New Bible; Happy, Quirky Me

The mailman just brought my order: two nifty black ESV Journaling Bibles. Yay. One’s for my son, who has not possessed his own since the children’s story version of years ago. The other’s replacing my bulky, narrow-margined NASB as the one I can tote about and make notes in that don’t slant sideways off in hinter corners of the text.

Thanks, Mark Bertrand, for bringing up the Moleskine idea to Crossway Publishers and for posting details about their finished product. I wanted my son, who’s become quite a note-taker recently when things strike him as interesting, to have a neat-looking, functional good book. The price on Amazon made our dual-purchase possible.

I didn’t realize how small the print would be, even after viewing a picture. My aging eyes will be challenged a bit. But they’re not that far gone, especially since the optometrist started me with one contact’s prescription set for reading and the other for distance (the problem will come when I need trifocals--no third eye!).

I must ask at this point--and these following comments would be directed to Crossway, not J. M. Bertrand, yet still I’m wondering aloud to Christians in general--why the Christianesey introductions? What makes us have to say (“Introduction to the Journaling Bible”, p. i), “The book you are holding in your hands is a living, breathing book”? Do we hope for visions of a Harry Potter story to ensue? Later the reader reads (“What the Bible is All About”, p. vi), “What you have in your hands right now is a supernatural book. The words of this book are God’s own words, His own personal revelation of Himself to us. Here in the Bible we encounter God and come to know His amazing love for us.” Spooky.

Why not say, “Here’s the Bible. If you haven’t read one before, be advised it is a difficult book to understand, as are most translations of texts from ancient times. You’d do well to ask questions of someone who’s studied large portions of the Bible a while and who is committed to getting at the heart of the authors’ intended meanings. Such careful study is especially important with this book Christians consider holy and inspired directly, uniquely, by God. Give it a reasonable chance with your mind and heart, and you may get a glimpse of why so many people believe what Jesus believed, that the words of the Bible reveal important, true things God wanted us to know.”

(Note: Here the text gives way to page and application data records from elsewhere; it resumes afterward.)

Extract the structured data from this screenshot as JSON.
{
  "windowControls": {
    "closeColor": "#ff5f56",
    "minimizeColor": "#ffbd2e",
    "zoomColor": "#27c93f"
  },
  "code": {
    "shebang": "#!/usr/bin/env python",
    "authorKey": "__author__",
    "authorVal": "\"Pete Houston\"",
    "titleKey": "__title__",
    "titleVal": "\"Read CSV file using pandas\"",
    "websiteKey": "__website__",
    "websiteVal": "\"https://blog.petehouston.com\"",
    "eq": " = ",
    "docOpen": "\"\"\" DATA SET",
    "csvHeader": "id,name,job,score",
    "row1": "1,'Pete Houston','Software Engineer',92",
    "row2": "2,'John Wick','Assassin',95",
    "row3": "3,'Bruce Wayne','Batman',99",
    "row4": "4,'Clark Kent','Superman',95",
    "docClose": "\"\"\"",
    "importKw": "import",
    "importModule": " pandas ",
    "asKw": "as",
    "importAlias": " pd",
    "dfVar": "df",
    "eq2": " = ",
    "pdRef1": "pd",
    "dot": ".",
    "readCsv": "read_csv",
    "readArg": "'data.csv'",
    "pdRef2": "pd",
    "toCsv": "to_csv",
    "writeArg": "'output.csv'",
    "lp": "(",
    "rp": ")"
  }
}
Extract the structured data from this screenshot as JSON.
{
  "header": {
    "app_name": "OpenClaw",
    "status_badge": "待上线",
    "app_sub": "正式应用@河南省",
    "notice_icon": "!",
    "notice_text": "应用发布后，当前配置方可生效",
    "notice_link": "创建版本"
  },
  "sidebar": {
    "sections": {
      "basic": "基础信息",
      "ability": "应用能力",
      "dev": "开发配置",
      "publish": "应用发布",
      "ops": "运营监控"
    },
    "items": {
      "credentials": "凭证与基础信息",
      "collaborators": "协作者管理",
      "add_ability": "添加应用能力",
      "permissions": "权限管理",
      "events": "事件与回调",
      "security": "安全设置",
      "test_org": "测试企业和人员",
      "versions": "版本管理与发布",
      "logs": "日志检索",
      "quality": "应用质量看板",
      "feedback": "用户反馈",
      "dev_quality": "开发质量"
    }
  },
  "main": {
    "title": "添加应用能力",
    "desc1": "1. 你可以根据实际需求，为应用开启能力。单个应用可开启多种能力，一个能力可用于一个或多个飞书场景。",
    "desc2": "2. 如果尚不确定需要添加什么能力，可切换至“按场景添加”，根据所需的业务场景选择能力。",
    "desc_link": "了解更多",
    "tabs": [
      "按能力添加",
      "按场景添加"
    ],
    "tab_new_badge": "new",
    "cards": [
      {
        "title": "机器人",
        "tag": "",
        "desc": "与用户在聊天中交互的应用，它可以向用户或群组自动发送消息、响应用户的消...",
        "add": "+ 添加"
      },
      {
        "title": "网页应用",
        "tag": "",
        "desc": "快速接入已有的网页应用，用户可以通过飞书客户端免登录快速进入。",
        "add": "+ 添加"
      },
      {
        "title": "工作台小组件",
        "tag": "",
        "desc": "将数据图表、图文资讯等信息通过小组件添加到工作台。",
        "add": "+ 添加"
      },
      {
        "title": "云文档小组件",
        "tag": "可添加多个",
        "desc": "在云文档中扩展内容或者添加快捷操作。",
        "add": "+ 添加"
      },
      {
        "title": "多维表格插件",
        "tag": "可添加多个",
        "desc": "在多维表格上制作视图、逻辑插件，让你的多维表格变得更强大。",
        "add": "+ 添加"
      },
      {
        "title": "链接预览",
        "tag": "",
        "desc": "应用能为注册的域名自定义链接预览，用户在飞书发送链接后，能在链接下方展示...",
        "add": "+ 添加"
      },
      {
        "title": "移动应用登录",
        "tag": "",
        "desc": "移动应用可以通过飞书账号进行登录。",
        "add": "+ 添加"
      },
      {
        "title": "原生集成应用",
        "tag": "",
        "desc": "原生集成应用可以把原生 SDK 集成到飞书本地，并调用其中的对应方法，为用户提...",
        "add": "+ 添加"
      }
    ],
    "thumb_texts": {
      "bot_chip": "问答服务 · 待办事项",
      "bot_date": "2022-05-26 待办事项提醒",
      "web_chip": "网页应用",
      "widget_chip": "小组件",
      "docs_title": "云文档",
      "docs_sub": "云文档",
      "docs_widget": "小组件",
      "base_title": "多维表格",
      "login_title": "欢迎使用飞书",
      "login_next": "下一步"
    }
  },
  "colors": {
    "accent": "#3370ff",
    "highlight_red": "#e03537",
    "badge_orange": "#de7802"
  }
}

Maybe that’s not any better a way to introduce it. Just sounds less ethereal or something to me. But I won’t complain further--I really like this package and am eager to get to know the new version.